Who started the Carnival? The Venetians? Brazilians? Guess again. Many attribute carnival origins to the ancient cult worship of the Greek god of wine celebration and ecstasy, Dionysus. Ancient Greeks enjoyed processions, feasts and costumes honoring Dionysus and other gods and goddesses.
Followers would dress up as satyrs, some hid their faces behind masks and generally acted wild, obscene and with ecstasy. The greek word ecstasy meaning “outside the body”. They celebrated the return of spring but also included rituals to the souls of the dead. These celebrations were not looked highly upon by the Orthodox Church. The church managed to eventually subdue the pagan importance and substitute Christian practices. The Orthodox also pay tribute to their dead with the Psychosavata or Soul Saturdays offering prayers and koliva (ritual food of boiled wheat) for the departed relatives and friends.
Ancient rites described by Greek writer Euripides

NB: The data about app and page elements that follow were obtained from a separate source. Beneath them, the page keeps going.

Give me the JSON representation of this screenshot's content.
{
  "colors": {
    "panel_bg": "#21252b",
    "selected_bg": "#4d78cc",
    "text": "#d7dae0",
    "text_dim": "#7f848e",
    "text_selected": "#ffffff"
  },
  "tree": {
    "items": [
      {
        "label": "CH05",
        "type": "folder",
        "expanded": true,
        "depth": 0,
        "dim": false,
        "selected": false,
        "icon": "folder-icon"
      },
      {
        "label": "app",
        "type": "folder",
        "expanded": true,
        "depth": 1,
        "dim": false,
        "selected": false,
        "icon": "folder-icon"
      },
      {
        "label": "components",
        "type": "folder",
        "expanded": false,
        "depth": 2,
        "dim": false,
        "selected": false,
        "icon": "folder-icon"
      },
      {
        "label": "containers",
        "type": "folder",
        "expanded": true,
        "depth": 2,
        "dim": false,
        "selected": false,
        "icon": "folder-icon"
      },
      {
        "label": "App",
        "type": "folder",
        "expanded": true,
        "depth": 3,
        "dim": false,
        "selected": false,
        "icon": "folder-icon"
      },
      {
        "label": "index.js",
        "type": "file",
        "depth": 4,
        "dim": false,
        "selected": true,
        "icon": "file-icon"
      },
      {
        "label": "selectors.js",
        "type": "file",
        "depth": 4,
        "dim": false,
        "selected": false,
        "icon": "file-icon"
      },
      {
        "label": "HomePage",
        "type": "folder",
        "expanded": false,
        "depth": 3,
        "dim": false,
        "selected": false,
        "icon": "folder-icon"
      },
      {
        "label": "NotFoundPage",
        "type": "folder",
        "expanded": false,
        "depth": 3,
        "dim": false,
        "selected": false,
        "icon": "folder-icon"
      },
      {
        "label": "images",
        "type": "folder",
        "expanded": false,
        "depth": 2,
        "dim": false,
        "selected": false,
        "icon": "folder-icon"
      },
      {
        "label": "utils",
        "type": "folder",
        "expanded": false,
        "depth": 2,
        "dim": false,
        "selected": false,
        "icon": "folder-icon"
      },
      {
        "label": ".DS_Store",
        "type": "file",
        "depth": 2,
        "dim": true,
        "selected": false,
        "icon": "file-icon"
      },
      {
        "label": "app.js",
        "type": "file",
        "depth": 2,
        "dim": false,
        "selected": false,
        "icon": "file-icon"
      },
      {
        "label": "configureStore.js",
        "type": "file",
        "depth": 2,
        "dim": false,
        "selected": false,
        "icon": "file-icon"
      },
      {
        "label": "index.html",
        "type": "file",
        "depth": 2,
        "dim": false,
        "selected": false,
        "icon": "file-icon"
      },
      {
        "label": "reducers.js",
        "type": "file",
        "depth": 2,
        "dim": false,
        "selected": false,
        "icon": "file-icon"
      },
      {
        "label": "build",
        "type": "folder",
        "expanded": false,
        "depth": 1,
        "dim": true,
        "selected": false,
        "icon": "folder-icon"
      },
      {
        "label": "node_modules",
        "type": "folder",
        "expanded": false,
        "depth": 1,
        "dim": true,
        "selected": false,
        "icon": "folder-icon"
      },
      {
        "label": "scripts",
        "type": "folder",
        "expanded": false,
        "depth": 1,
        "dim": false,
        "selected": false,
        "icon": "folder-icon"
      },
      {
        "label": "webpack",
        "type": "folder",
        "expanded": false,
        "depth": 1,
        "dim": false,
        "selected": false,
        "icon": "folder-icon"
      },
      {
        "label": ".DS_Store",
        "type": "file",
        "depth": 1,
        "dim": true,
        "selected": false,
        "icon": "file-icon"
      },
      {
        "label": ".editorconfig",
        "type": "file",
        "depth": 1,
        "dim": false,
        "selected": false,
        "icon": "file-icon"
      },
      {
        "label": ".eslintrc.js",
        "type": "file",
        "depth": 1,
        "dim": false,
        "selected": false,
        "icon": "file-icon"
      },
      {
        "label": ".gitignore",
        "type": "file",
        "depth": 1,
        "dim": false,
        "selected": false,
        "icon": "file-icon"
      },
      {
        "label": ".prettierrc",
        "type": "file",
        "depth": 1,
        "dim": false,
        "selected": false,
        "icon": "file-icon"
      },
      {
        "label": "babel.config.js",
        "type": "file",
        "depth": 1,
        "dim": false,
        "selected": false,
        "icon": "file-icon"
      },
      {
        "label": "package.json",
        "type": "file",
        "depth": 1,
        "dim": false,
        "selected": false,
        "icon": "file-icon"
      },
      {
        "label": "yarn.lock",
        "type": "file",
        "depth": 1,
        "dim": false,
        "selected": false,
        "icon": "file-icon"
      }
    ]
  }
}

“Following the torches as they dipped and swayed in the darkness, they climbed mountain paths with head thrown back and eyes glazed, dancing to the beat of the drum which stirred their blood’ [or ‘staggered drunkenly with what was known as the Dionysos gait’]. ‘In this state of ekstasis or enthusiasmos, they abandoned themselves, dancing wildly and shouting ‘Euoi!’ [the god’s name] and at that moment of intense rapture became identified with the god himself. They became filled with his spirit and acquired divine powers” (Peter Hoyle, Delphi (London: 1967), p. 76.).
Modern Greece has been celebrating the ancient tradition of Carnival with increasing revelry each year. The Greek Carnival dates are tied to the Greek Orthodox Easter. It takes place three weeks before Lent Monday. It finishes 7 weeks before Easter. This is why the dates are different from Mardi Gras.
The city of Patras ranks in the top three carnival celebrations in the world next to Rio and New Orleans. Rethimno in Crete and Corfu Island are also known for fun carnival activities.
2017 Greek Carnival (Apokria) Dates
Triodion: Sunday, February 5th
Forty days before Lent, Carnival begins on Sat. night as a religious ceremony with the opening of the Triodion in church. This is a book with three sacred odes.
Tsiknopempti or “Burnt Thursday”: February 16th Tsiknopempti Weekend: Friday, February 17th – Sunday, February 19th
Everyone who’s been to New Orleans knows about “Fat Tuesday”, but in Greece they enjoy “Burnt Thursday.” It is celebrated eleven days before the beginning of Lent. The “Burnt” part refers to the grilling of meats, a big part of the celebration of this day. The weekend following “Burnt Thursday” will also have parties and other events; technically, that Sunday is the last allowable day for eating meat and is sometimes called “Meat-eating Sunday”. You will find it difficult to find a free table in good restaurants at this time.
Tyrofagos (Cheese-eating ) Thursday: February 23rd
Meat is not allowed this day.
The Main Carnival Weekend Friday February 24th-Sunday February 26th
This is the largest carnival celebration with plenty of costumed parties and parades.
Clean Monday (also known as Ash Monday): February 27th
This is family-oriented and the last day of carnival. Many children fly kites on this day. All food eaten is “pure”, without blood shedding. Cuttlefish, squid, fish roe and a flat bread called Lagana is often consumed.